[THE INPUT Boundary: Start]

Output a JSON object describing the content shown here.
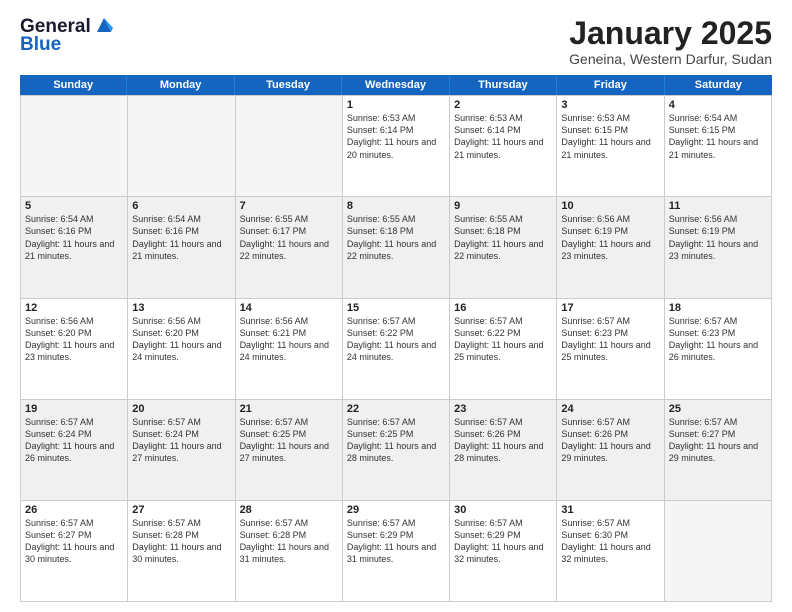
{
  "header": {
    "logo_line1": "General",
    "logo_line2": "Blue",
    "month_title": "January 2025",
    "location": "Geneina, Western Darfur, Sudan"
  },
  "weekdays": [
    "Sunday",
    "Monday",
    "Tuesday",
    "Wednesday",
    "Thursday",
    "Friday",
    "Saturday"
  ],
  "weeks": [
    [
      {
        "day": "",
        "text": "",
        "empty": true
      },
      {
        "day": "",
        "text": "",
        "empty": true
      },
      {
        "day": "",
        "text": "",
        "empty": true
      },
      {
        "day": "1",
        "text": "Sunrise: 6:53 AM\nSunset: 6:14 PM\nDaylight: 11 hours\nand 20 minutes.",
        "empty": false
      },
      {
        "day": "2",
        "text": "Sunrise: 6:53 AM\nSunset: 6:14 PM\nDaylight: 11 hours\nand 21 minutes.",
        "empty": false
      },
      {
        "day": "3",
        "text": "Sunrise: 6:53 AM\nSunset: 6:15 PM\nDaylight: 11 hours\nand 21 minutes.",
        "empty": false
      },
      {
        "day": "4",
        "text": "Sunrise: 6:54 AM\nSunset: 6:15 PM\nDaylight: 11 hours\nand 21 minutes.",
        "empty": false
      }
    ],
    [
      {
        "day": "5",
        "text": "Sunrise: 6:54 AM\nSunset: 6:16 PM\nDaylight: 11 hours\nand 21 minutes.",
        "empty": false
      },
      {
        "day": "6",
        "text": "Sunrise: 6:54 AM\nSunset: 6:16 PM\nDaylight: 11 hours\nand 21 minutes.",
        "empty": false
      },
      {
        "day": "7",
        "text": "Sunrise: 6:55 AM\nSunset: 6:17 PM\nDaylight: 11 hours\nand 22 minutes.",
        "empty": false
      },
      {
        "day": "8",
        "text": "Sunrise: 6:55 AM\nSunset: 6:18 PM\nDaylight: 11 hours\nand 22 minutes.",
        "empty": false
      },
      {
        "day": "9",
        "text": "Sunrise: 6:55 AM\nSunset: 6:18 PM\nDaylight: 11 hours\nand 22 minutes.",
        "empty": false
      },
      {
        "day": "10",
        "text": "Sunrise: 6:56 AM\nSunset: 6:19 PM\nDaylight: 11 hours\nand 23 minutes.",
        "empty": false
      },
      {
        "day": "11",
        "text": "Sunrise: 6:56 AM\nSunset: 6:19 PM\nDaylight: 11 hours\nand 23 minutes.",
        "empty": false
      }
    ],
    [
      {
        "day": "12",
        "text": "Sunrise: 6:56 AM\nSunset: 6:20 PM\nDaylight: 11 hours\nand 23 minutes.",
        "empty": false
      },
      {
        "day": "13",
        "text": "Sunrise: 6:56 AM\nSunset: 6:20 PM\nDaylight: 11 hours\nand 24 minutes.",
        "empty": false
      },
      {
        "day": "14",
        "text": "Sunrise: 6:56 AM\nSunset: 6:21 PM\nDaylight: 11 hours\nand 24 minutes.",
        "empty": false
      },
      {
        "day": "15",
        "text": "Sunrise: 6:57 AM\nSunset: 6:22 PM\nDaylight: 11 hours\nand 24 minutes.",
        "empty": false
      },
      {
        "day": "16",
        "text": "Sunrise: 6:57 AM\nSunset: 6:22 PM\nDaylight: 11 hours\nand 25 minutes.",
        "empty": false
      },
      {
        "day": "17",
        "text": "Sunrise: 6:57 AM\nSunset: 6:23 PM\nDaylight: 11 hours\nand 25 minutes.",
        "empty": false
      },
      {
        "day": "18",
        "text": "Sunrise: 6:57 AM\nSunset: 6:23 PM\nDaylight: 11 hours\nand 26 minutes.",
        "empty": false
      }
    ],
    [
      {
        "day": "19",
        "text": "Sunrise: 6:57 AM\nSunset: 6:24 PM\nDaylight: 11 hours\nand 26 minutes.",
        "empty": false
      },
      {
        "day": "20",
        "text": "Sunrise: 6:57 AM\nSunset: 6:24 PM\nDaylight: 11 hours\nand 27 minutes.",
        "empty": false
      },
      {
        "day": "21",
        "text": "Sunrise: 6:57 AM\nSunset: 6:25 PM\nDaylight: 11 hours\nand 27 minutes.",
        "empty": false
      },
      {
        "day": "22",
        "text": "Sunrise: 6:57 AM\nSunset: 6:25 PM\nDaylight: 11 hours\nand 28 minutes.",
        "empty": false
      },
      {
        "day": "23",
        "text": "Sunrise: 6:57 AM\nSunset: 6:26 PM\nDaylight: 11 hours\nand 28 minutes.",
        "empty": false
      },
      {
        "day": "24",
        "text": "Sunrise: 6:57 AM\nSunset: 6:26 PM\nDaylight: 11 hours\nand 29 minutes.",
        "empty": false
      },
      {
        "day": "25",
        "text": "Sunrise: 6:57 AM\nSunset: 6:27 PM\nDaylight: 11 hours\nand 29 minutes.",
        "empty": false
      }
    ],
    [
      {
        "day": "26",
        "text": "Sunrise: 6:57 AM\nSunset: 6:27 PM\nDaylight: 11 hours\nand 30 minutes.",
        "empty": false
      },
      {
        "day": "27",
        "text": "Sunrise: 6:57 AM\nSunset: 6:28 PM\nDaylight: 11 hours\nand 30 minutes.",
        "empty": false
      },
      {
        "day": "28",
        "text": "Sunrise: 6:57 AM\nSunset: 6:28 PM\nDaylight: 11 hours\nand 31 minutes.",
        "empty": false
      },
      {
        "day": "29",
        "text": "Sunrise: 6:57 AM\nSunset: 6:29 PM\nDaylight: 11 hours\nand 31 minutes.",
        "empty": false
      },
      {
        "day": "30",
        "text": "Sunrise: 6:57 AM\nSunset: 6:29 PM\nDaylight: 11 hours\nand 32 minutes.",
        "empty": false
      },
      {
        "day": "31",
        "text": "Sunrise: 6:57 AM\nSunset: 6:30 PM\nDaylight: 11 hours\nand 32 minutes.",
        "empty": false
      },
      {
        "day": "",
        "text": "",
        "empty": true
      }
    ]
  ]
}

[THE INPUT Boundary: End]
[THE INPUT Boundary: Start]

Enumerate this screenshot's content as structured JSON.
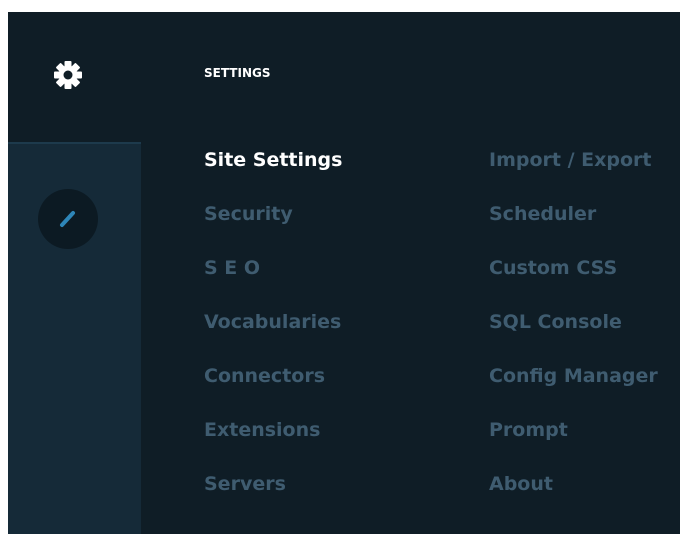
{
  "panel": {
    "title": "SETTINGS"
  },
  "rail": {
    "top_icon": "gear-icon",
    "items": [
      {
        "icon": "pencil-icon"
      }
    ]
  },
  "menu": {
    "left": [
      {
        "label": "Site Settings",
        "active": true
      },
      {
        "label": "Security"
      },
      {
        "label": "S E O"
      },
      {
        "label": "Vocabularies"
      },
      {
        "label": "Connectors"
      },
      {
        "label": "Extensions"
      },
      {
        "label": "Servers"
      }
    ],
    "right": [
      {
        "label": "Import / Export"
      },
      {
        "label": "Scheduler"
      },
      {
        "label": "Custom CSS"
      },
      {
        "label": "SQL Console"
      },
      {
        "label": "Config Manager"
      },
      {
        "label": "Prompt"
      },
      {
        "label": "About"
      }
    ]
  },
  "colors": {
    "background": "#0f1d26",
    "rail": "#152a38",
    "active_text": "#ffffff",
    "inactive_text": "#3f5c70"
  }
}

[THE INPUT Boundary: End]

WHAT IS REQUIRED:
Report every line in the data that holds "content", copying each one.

OUTPUT FOR THIS TASK:
Output a JSON object describing the content shown here.
Enumerate this screenshot's content as structured JSON.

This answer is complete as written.